(Dataset rows for apps and sites)
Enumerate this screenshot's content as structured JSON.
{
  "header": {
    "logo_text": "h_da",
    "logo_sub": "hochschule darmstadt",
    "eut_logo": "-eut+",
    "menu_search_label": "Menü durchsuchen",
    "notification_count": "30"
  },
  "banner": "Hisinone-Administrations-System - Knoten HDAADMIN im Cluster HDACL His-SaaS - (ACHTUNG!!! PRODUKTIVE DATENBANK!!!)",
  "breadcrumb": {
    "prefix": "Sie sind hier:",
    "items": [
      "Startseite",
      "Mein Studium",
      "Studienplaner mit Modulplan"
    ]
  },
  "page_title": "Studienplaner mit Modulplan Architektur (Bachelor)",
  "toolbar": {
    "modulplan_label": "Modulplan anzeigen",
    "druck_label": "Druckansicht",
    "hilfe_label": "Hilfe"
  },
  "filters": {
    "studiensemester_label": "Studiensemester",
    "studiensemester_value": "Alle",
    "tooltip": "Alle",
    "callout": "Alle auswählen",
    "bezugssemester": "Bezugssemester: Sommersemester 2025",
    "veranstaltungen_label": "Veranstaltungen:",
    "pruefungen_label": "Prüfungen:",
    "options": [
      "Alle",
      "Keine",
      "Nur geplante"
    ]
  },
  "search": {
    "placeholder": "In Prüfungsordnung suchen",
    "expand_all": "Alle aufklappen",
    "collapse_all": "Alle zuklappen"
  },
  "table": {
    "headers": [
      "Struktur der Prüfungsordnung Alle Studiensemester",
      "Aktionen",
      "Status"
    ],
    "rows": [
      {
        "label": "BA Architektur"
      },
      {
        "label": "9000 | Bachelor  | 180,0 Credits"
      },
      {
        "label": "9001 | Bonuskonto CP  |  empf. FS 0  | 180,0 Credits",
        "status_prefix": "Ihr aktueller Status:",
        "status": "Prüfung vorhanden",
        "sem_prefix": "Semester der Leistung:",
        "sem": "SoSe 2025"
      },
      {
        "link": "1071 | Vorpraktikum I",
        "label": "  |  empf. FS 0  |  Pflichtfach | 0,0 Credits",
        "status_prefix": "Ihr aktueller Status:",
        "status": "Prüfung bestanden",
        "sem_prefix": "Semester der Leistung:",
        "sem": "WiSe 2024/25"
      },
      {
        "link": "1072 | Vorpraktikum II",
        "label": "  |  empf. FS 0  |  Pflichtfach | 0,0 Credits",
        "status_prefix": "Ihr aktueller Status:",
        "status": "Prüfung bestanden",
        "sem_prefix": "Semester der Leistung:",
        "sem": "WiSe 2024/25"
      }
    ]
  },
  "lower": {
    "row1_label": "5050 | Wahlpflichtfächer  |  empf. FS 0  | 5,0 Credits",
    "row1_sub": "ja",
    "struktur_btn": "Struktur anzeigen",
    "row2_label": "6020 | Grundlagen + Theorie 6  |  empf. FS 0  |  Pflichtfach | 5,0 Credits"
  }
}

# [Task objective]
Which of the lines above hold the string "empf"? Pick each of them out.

# [Solution to this problem]
        "label": "9001 | Bonuskonto CP  |  empf. FS 0  | 180,0 Credits",
        "label": "  |  empf. FS 0  |  Pflichtfach | 0,0 Credits",
        "label": "  |  empf. FS 0  |  Pflichtfach | 0,0 Credits",
    "row1_label": "5050 | Wahlpflichtfächer  |  empf. FS 0  | 5,0 Credits",
    "row2_label": "6020 | Grundlagen + Theorie 6  |  empf. FS 0  |  Pflichtfach | 5,0 Credits"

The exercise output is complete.